“We’re seeing cases reminiscent of the 17th century, which would have been inconceivable a year ago.”
“We are seeing cases from areas of deprivation to the middle classes.”
Rickets is a softening of bones in children potentially leading to fractures and deformity. Rickets is among the most frequent childhood diseases in many developing countries. The predominant cause is a vitamin D deficiency, but lack of adequate calcium in the diet may also lead to rickets (cases of severe diarrhea and vomiting may be the cause of the deficiency).
Although it can occur in adults, the majority of cases occur in children suffering from severe malnutrition, usually resulting from famine or starvation during the early stages of childhood. Osteomalacia is the term used to describe a similar condition occurring in adults, generally due to a deficiency of vitamin D.

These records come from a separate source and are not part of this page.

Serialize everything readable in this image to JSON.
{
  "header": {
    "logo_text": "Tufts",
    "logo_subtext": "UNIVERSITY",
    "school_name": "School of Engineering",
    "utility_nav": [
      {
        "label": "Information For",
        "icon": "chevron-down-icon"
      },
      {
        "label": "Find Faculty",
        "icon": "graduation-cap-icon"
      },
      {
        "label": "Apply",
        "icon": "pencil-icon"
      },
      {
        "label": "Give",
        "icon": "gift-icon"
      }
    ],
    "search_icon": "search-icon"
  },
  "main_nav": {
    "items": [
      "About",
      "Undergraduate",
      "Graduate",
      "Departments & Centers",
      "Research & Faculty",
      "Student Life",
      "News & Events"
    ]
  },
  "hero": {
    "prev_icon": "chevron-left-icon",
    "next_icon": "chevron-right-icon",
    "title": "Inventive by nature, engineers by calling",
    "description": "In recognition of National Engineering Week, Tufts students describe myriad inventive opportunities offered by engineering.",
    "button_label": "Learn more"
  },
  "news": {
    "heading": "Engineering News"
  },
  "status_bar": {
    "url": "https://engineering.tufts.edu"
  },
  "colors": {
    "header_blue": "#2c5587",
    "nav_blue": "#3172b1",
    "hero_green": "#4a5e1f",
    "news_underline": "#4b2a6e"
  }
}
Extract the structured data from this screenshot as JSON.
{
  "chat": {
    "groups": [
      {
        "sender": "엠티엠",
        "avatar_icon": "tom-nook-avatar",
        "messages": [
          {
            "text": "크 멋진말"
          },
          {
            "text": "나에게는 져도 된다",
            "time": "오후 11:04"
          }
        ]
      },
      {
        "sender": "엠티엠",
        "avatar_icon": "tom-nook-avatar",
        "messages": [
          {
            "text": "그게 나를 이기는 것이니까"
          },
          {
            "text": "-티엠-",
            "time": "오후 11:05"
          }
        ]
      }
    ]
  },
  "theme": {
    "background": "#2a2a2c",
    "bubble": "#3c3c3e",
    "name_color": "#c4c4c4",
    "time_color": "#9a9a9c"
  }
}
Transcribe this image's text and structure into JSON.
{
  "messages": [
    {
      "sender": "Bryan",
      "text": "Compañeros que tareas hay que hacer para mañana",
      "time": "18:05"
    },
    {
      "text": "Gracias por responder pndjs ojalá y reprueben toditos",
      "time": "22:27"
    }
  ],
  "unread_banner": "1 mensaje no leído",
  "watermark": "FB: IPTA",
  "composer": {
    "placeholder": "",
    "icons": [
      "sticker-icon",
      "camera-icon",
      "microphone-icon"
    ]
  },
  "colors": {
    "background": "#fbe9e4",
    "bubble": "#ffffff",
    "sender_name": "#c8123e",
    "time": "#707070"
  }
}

The origin of the word “rickets” is probably from the Old English dialect word ‘wrickken’, to twist. The Greek derived word “rachitis” (???????, meaning “inflammation of the spine”) was later adopted as the scientific term for rickets, due chiefly to the words’ similarity in sound.
Signs and symptoms of rickets include:
* Bone pain and tenderness
* dental problems
* muscle weakness (rickety myopathy or “floppy baby syndrome” or “slinky baby” (where the baby is floppy or slinky-like)
* increased tendency for fractures (easily broken bones), especially greenstick fractures
* Skeletal deformity
o Toddlers: Bowed legs (genu varum)
o Older children: Knock-knees (genu valgum) or “windswept knees”
o Cranial, spinal, and pelvic deformities
* Growth disturbance
* Hypocalcemia (low level of calcium in the blood), and
* Tetany (uncontrolled muscle spasms all over the body).
* Craniotabes (soft skull)
* Costochondral swelling (aka “rickety rosary” or “rachitic rosary”)
* Harrison’s groove
* Double malleoli sign due to metaphyseal hyperplasia
* Widening of wrist raises early suspicion, it is due to metaphysial cartilage hyperplasia.
An X-ray or radiograph of an advanced sufferer from rickets tends to present in a classic way: bow legs (outward curve of long bone of the legs) and a deformed chest. Changes in the skull also occur causing a distinctive “square headed” appearance. These deformities persist into adult life if not treated. Long-term consequences include permanent bends or disfiguration of the long bones, and a curved back.